Though initially an acoustic player, he soon realised that he must electrify. This was a vital step, allowing him to properly articulate the intricate, sustained ornaments of Carnatic music (he also switched from the traditional four double-strings to five singles). This quickly took his sound to unparalleled heights, and aged 13 his international career began in earnest with a spellbinding show at the Berlin Jazz Festival…where he received a standing ovation after directly following on from Miles Davis’ performance (…talk about going in at the deep end).
The young virtuoso’s sensitive creativity attracted countless top-level collaborations over the next three decades, including a star turn with Indo-jazz heavyweights Remember Shakti. Tragically, he died at the age of 45, from unexpected complications arising from a liver transplant (despite being a lifelong teetotaler). John McLaughlin, the group’s guitarist, told me about this in a recent interview: “He left an indelible imprint upon Shakti that will last forever…losing Shrinivas threw all of us musicians into a sense of loss that kept us apart for about 5 years.”
• Niladri Kumar, another prodigy, gave his first performance on the acoustic sitar in Pondicherry, at the age of 6. But in young adulthood, as a fast-emerging artist, he found that his instrument could often be drowned out in group settings, or amidst louder genres: “Armed with a sitar, but placed for a performance between an EDM and DJ set. How is our sound to be heard in the midst of that? On that kind of a global platform, that will make audiences turn their attention towards our music?”
His admirably bold response was to invent the ‘zitar’ – a bright-red electric sitar with magnetic pickups and a more compact design, allowing it to be played without sitting cross-legged on the floor. Its tone is striking – and while it’s definitely ‘electrified’ rather than just ‘made louder’, I think it retains a good chunk of the sitar’s acoustic nuances.

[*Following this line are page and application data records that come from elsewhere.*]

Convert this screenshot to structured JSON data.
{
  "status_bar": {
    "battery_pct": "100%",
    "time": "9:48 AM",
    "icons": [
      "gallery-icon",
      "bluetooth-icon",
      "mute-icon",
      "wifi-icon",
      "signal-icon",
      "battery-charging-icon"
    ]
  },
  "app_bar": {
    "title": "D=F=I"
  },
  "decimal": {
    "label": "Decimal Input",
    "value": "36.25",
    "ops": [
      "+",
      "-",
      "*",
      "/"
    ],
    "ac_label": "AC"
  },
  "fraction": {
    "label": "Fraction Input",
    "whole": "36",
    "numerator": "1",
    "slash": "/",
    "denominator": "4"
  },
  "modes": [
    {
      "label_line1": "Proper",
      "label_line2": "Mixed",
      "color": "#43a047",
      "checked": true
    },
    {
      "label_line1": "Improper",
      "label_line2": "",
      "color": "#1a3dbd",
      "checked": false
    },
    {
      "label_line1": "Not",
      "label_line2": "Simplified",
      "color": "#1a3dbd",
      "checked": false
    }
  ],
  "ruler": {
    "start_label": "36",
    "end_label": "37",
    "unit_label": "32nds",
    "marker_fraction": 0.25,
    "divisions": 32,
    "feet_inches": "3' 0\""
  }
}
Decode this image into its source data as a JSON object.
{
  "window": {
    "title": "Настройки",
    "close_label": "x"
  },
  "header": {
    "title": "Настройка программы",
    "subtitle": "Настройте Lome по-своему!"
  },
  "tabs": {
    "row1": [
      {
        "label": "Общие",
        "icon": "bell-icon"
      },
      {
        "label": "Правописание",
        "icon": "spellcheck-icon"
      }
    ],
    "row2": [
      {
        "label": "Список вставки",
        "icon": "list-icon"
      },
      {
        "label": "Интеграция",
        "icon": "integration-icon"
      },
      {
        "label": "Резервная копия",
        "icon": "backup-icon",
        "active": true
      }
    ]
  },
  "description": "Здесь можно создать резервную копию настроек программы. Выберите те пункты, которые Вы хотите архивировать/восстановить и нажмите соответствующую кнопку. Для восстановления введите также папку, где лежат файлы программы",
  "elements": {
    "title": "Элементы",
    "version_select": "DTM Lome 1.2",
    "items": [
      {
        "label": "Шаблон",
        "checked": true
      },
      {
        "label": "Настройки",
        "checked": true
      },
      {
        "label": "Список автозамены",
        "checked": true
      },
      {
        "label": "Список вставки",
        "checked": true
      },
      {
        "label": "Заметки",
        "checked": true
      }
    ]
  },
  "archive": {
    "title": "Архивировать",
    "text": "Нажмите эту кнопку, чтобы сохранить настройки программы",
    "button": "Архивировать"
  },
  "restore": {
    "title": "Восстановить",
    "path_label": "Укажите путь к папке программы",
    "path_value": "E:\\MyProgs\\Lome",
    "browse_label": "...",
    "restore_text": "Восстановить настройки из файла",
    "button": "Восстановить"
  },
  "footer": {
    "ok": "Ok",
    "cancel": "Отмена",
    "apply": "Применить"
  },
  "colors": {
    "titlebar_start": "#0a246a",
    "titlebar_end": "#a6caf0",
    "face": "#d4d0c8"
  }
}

According to Niladri, “It’s about a small attempt to turn attention towards the sitar…[to] draw people towards India, and explore her proud and profound legacy”. He is still primarily an acoustic sitarist, but remains proud of his youthful creation – and, judging by his packed concert crowds, he has succeeded in his overall mission to engage new audiences. And I don’t think the acoustic sitar is in much danger from its electrified counterpart – so kudos to the spirit of experimentation!